When it was time for me to return to work, Janet became our babysitter, caring for Jennifer five days a week while we worked. (And three years later, when "Sean" was born, Janet watched him as well... it was like an extended family, we shared holidays together, hosting Thanksgiving dinner at our house, etc... a few years later they moved to Texas but they have remained very dear friends and we were delighted last summer when they came to visit us here in Rhode Island.)

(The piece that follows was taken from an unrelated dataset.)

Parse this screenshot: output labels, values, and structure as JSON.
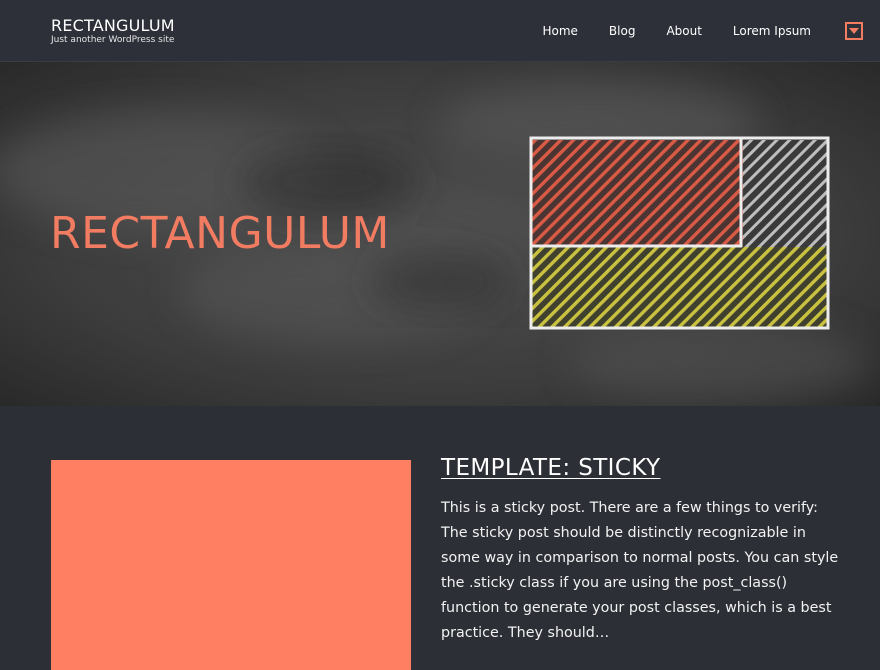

Jennifer's first real birthday party was for her second birthday... picture a group of toddlers bumbling about on our front lawn, chasing bubbles and balloons... Her fourth and fifth birthday parties were lots of fun, held at the Discovery Center, a marvelous hands-on children's museum in Binghamton, NY. The next year, her sixth birthday, the Discovery Center had been relocated to Ross Park (which was also the location of the Ross Park Zoo) so we decided to have a picnic party and reserved a set of picnic tables, etc. for the party. Nancy belonged to Toastmasters and she was competing in a contest that was being held in a nearby town that morning, but she would meet us at the park for the party. Howver, things ran a bit long at the competition so she was delayed in getting to the park... there I am, attempting to fasten down a plastic table cloth (the tape I had expected to use was not holding at all), keep an eye on three year old Sean and entertain/watch an increasing number of Jennifer's party guests (all of whose moms seemed to just drop them off and depart immediately)... I was nearing panic mode when I finally saw Nancy approaching. Whew! The party went off without any further problems, we partied outdoors and then lined up and went into the Discovery Center for indoor play.

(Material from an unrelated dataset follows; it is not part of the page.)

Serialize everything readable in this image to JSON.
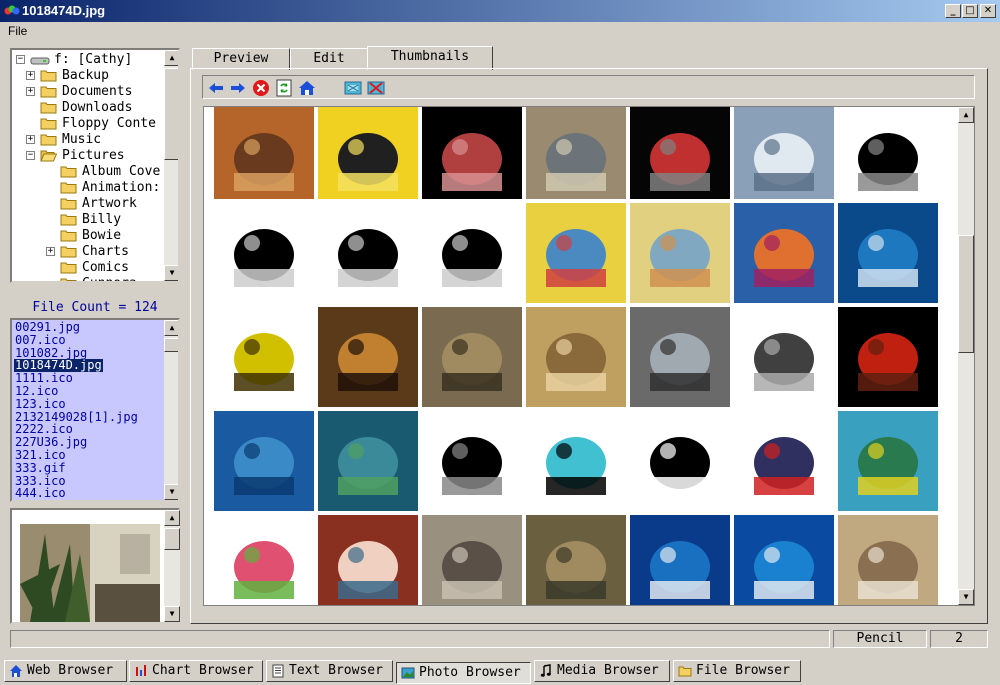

Other parties of interest have included swim parties at the YMCA and horseback riding parties (had cake and ice cream at home and then took half a dozen girls for a trail ride for her 12th birthday, worked out so well we did it again the next year). We had moved to Rhode Island by the time her 14th birthday came around. Unfortunately we had left the details of inviting people to her and she had mentioned it to friends at school but had not obtained definite committments, so she ended up with immediate family and cousins, etc. but only one kid from school. She had a lot of people over for her 16th, her friends help decorate our basement, lots of pizza and snacks... and then six or eight of her friends slept over... much to Jennifer's annoyance as they wanted to talk late into the night but she had started a part time job and had to get up in the morning and go to work.
Tonight will be our family party, just the four of us with cake and gifts. On Saturday she is inviting her friends over for pizza and videos, etc.
Happy birthday to my wonderful daughter... I love you and I am so proud of you!